ATTLEBORO, Mass. (AP) — A city teenager who plays uilleann pipes, a traditional Irish wind instrument, beat out others from Ireland and around the world to take first place in a music competition in Derry, Northern Ireland, over a recent weekend.
Torrin Ryan, 18, of West Street finished first in the competition held during the All-Ireland Fleadh, an eight-day festival of Irish culture that attracted as many as 20,000 musicians, singers, dancers and other artists for numerous contests and concerts.
In its Aug. 19 edition, The Belfast Telegraph estimated the event drew as many as 300,000 spectators during the week and described it as the “world’s biggest celebration of Irish culture.”
The Irish Times put the number at 430,000, but whatever the figure, the crowds were big.
The Fleadh ended Aug.18.
Torrin couldn’t immediately be reached for comment, but his mom and dad, Matt and Cathy Ryan, are ecstatic and a little stunned by their son’s accomplishment on a stage holding the best uilleann players in the world.
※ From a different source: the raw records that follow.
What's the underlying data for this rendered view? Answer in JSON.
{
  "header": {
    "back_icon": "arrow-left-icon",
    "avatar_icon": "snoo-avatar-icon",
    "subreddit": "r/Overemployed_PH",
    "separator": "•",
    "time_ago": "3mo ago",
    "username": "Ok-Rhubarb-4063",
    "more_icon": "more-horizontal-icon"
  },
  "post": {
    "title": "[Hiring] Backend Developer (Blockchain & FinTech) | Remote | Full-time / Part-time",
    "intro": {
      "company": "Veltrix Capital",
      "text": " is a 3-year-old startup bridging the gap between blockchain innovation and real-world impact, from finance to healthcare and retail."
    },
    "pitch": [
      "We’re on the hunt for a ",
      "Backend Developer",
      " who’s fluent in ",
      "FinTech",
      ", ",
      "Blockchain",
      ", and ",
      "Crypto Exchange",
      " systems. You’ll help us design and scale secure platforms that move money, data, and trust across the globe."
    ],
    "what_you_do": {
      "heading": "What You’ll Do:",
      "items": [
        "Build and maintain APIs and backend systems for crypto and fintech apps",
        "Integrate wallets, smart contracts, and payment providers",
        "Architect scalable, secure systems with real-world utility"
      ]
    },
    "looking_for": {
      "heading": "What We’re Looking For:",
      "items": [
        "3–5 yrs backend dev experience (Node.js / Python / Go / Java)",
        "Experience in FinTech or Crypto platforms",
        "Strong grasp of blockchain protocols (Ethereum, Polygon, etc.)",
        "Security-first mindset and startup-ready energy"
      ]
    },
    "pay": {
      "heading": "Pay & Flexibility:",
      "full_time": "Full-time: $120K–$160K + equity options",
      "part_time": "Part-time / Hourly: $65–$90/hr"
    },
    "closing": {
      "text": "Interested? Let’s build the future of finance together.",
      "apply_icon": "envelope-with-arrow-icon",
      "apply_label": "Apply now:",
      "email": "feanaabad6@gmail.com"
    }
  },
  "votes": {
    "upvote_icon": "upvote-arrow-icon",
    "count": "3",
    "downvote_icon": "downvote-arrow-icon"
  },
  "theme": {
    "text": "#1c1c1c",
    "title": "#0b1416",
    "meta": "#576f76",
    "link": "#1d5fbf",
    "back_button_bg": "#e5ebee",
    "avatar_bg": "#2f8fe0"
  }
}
“We are very happy,” Matt Ryan said. “When we heard, we couldn’t believe he had taken the competition.”
Cathy Ryan said it’s amazing that an American won the contest on an instrument that very few in the U.S. take up, or have even heard of.
Torrin, who competed in the 18 and up division, had to beat some very talented Irish players who are exposed to the instrument from an early age, she said.
“I’m just really proud of him,” said his mom. “He’s put in a lot of time and practice to achieve this.”
Torrin, who’s home schooled, had to earn the opportunity to compete in the Fleadh by besting others in preliminary rounds in the United States first, his dad said.
He was one of two selected from the United States for the competition, which included musicians from a number of other nations, Matt Ryan said.
Torrin was expected to return to Attleboro last Wednesday.
Matt Ryan said his son has worked at mastering the uilleann since he was 7 and now plays regularly at area venues.
In a recent Sun Chronicle story, Torrin said he was enchanted by the sound of the instrument the first time he heard it.
“It just clicked that that’s what I wanted to play myself,” he said. “It has such a sound that when the entire instrument is going, you can’t not like it.”
While often compared to the more familiar Scottish bagpipes, the uilleann is played by pumping air through a bellows attached to the musician’s elbow.
Traditional Scottish bagpipes create their own haunting sound when the musician blows into the instrument.
Torrin played the uilleann at the Fleadh when he was about 15, and at the time traveled with his mom, his dad said.
He’s on his own on this time, and Matt Ryan couldn’t be prouder.
“This year, he’s by himself and he’s doing a pretty good job,” he said.